— Work item —
Search the data for "this" and copy every matching line.

— Given data —
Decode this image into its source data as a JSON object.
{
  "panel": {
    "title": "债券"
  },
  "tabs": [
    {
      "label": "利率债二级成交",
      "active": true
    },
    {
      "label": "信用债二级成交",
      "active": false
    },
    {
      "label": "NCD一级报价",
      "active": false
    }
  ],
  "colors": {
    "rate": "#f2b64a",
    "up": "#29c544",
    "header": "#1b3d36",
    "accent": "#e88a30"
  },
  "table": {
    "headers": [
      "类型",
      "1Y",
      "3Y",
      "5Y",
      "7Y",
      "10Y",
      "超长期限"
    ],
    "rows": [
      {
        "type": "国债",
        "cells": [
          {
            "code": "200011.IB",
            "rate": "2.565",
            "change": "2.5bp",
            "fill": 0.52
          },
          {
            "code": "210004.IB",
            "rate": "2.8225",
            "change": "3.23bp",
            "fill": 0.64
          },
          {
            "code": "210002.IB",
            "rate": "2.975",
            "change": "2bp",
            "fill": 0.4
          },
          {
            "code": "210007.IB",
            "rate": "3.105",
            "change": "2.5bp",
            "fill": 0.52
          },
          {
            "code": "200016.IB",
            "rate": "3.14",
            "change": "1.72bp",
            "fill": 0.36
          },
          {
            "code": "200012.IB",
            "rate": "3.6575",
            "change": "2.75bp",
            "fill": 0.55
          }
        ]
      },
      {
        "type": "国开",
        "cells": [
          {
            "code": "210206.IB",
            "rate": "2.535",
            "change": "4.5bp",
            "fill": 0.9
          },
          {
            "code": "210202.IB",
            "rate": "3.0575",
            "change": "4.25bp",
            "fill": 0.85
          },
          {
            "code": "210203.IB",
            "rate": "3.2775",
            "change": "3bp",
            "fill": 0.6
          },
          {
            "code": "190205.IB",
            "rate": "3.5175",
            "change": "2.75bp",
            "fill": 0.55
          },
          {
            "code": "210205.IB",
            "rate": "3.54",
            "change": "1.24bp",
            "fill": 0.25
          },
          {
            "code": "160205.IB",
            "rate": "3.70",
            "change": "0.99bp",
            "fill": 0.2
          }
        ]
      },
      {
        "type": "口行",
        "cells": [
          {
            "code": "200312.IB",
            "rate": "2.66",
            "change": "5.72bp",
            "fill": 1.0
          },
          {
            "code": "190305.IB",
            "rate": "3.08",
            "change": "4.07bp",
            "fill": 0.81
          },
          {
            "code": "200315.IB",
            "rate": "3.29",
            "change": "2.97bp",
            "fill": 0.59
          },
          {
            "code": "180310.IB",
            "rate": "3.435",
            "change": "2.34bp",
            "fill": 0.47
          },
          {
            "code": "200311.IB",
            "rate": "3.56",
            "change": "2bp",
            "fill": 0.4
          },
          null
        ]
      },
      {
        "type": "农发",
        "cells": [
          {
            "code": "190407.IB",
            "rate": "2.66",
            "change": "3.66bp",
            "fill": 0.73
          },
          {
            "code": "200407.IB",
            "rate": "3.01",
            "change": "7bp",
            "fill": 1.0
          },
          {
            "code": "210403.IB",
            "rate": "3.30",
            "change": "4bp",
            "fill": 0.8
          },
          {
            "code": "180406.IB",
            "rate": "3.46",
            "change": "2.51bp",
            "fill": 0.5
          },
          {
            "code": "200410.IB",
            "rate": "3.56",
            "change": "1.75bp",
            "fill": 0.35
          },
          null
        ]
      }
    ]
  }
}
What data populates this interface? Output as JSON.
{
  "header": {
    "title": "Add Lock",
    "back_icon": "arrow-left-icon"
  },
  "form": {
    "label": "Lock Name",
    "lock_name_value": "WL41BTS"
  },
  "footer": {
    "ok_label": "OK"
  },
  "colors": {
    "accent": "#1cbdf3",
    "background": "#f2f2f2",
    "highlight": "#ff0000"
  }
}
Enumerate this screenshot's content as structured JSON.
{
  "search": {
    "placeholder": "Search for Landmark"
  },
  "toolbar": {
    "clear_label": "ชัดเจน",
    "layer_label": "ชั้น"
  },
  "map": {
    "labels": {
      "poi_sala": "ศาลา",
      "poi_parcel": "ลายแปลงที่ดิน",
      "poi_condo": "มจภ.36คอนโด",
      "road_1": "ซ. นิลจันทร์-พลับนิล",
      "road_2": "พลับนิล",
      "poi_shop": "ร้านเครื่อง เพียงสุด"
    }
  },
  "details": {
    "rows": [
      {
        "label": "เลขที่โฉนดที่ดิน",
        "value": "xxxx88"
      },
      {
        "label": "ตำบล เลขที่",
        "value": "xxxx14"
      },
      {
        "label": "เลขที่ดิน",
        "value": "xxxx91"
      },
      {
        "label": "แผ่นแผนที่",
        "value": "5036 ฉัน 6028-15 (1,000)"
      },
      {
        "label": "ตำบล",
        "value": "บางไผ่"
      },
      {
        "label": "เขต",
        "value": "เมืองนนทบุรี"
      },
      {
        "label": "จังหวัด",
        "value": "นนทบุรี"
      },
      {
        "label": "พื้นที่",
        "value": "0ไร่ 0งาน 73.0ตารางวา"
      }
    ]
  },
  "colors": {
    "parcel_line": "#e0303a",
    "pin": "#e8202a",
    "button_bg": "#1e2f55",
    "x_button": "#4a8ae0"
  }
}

— Task answer —
Decode this image into its source data as a JSON object.
What data populates this interface? Output as JSON.
Enumerate this screenshot's content as structured JSON.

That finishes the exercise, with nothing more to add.